While Clarisonic may be shutting down, its founder Dr. Robb Akridge is hoping to amplify the consumer usage of “beauty appliances” through his new venture Opulus.
Funded by angel investors and developed by multiple Clarisonic alums, his new company Opulus applies the Nespresso and Keurig business model to beauty via single-use pods. Launching this September, the Opulus Activator appliance melts and blends solid “opoules” into single-dose creams to then be immediately applied to the face. Akridge calls this a beauty “appliance” rather than a “device,” because it is not something used directly on the skin itself. It’s not the only company getting in on the single-dose trend in beauty: at CES in January 2020, former Foreo CEO Paul Peros debuted the Réduit One, which also uses single-dose pods to deliver active ingredients to hair. It hit the market on May 15.
“Clarisonic was about cleansing, and Clarisonic did that very well,” said Akridge. “But this product has so many different legs.” The brand is starting with a retinol product, but it plans to expand to other skin-care ingredients, as well as hair, body and color cosmetics products. The company is interested in partnering with different brands, as well — similarly to the fact that many coffee brands like Starbucks sell Keurig pods, for example. Akridge has already been in discussion with a hair-care brand.
Pods are solid on the outside and contain an active ingredient on the inside. They’re entirely melted with heat and then blended with a blade inside the wireless-charged appliance. The heat allows the cream to be “offered at peak potency,” said Opulus chief brand officer Michelle Balmer, who is also a Clarisonic alum. The brand is touting sustainability, calling the appliance a “forever bottle” and noting that all of the pods come in recyclable paper wrappers, rather than plastic.
“We know from reading the scientific literature that warm products absorb better,” said Akridge. “The other thing is that this is a retinol product, and we know that it needs certain enzymes to clip it and turn it to retinoic acid, which is the actual molecule that functions to give you those anti-aging benefits. Warm temperatures usually help the enzymes out that are in your skin.”
The repeat purchases of skin-care products necessary for regular use of the appliance make for a business model with more recurring revenue per customer than Clarisonic. Clarisonic had attempted to encourage purchases beyond the device by introducing new attachments and its own line of skin-care products.
When asked for his opinion on L’Oréal’s decision to shut down Clarisonic on September 30 this year, Akridge said that the conglomerate had “never sold a device before, so it’s not really their main focus.” He added, “It’s sort of a unique item within their category, their portfolio, and I’m sure they tried their best. I don’t know the reasons why.”

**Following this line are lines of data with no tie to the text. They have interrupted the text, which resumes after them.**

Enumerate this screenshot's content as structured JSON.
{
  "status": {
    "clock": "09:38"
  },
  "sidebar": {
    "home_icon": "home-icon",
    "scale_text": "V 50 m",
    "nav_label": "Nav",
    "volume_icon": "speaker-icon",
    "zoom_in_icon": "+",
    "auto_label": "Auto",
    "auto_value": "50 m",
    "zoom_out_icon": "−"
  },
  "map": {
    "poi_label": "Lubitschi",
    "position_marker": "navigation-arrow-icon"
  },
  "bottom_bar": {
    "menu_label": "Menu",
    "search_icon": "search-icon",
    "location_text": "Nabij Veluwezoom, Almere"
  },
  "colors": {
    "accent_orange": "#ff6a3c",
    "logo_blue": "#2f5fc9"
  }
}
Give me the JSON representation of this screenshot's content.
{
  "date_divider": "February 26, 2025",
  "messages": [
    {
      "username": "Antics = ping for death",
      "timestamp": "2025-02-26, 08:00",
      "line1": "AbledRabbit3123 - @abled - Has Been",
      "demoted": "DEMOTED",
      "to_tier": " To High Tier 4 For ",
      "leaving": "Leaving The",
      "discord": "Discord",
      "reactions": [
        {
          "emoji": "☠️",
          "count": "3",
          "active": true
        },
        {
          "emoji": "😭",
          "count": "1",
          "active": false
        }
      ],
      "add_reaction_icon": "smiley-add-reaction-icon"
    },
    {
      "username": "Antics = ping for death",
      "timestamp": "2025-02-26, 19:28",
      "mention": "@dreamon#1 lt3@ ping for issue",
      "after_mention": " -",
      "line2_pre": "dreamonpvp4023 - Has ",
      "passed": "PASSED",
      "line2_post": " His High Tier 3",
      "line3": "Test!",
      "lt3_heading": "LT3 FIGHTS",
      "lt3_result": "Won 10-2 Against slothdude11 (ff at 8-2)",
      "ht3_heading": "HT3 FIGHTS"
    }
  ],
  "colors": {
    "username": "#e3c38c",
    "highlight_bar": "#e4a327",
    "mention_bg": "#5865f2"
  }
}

The key to Opulus’ success will be convincing consumers to make the initial investment in the appliance itself, which will be priced around $300; after that, they can buy the opoules at a range of prices. With less foot traffic in physical retailers due to Covid-19, that will mean persuading shoppers to make a purchase without seeing or trying the appliance in person.
“A year ago, I would have said, ‘Well, we’re a luxury brand; we’re going to start out at the luxury pyramid.’ We’d go to Bergdorf Goodman, and we’d cascade down to be in Saks Fifth Avenue and Nordstrom,” said Akridge. Now, the focus will be much more on the brand’s website: “Retail was already on its way out. There are less people in the stores. I think that the Covid-19 crisis has accelerated what they needed to do. Most brick-and-mortar retailers are pivoting as fast as they can to a dot-com approach to business,” he said.
This lower foot traffic in stores means that sampling is “going to be a big challenge,” said Akridge, but the brand will use video to educate consumers about the product online. Once the device purchase is made, sample opoules can be sent with online orders.
“We couldn’t sample Clarisonic, either, and so it’s really about creating a relationship and goodwill with the consumer,” said Balmer, who noted that a warranty and money-back guarantee will be key. “We have to woo them, and they have to believe in us for them to take that leap of faith and to try something new.”
After working with a 42-person focus group, Akridge said that one key to building trust will be dermatologist partners that the brand is currently lining up. “We know that one thing that is very strong, in the consumer’s eyes, is the belief that the doctors believe in it.”
Balmer said the company will be working with select dermatologists to communicate the education story in late September or early October, but didn’t elaborate.
As the single-dose model in beauty has caught on more strongly in Asia with the popularity of individual ampoules, the company is also in talks with Joyce Beauty to sell in China “as soon as possible,” said Balmer.
When it comes to the possibility of launching in traditional U.S. retailers, Akridge said the brand, like many others, will be taking it day by day. “We’ll see what happens with the world in the next five months.”